WHAT THE EXERCISE ASKS
Copy every record word for word. Pictures are not part of the copy.

DATA IN THIS EXERCISE
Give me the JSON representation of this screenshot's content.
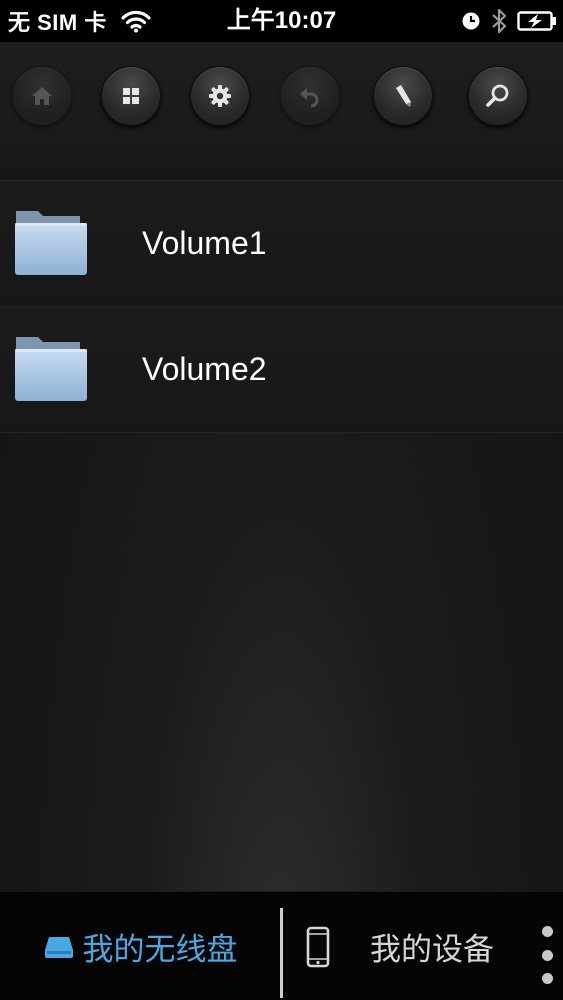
{
  "status_bar": {
    "carrier": "无 SIM 卡",
    "time": "上午10:07",
    "icons": [
      "wifi-icon",
      "alarm-icon",
      "bluetooth-icon",
      "battery-charging-icon"
    ]
  },
  "toolbar": {
    "buttons": [
      {
        "icon": "home-icon",
        "enabled": false
      },
      {
        "icon": "grid-icon",
        "enabled": true
      },
      {
        "icon": "gear-icon",
        "enabled": true
      },
      {
        "icon": "undo-icon",
        "enabled": false
      },
      {
        "icon": "pencil-icon",
        "enabled": true
      },
      {
        "icon": "search-icon",
        "enabled": true
      }
    ]
  },
  "volumes": [
    {
      "label": "Volume1",
      "icon": "folder-icon"
    },
    {
      "label": "Volume2",
      "icon": "folder-icon"
    }
  ],
  "bottom_bar": {
    "tabs": [
      {
        "label": "我的无线盘",
        "icon": "drive-icon",
        "active": true
      },
      {
        "label": "我的设备",
        "icon": "phone-icon",
        "active": false
      }
    ],
    "more_icon": "more-vertical-icon"
  },
  "colors": {
    "accent": "#4aa8e4",
    "background": "#161616",
    "text": "#ffffff"
  }
}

RESULT OF THE TASK
Give me the JSON representation of this screenshot's content.
{
  "status_bar": {
    "carrier": "无 SIM 卡",
    "time": "上午10:07",
    "icons": [
      "wifi-icon",
      "alarm-icon",
      "bluetooth-icon",
      "battery-charging-icon"
    ]
  },
  "toolbar": {
    "buttons": [
      {
        "icon": "home-icon",
        "enabled": false
      },
      {
        "icon": "grid-icon",
        "enabled": true
      },
      {
        "icon": "gear-icon",
        "enabled": true
      },
      {
        "icon": "undo-icon",
        "enabled": false
      },
      {
        "icon": "pencil-icon",
        "enabled": true
      },
      {
        "icon": "search-icon",
        "enabled": true
      }
    ]
  },
  "volumes": [
    {
      "label": "Volume1",
      "icon": "folder-icon"
    },
    {
      "label": "Volume2",
      "icon": "folder-icon"
    }
  ],
  "bottom_bar": {
    "tabs": [
      {
        "label": "我的无线盘",
        "icon": "drive-icon",
        "active": true
      },
      {
        "label": "我的设备",
        "icon": "phone-icon",
        "active": false
      }
    ],
    "more_icon": "more-vertical-icon"
  },
  "colors": {
    "accent": "#4aa8e4",
    "background": "#161616",
    "text": "#ffffff"
  }
}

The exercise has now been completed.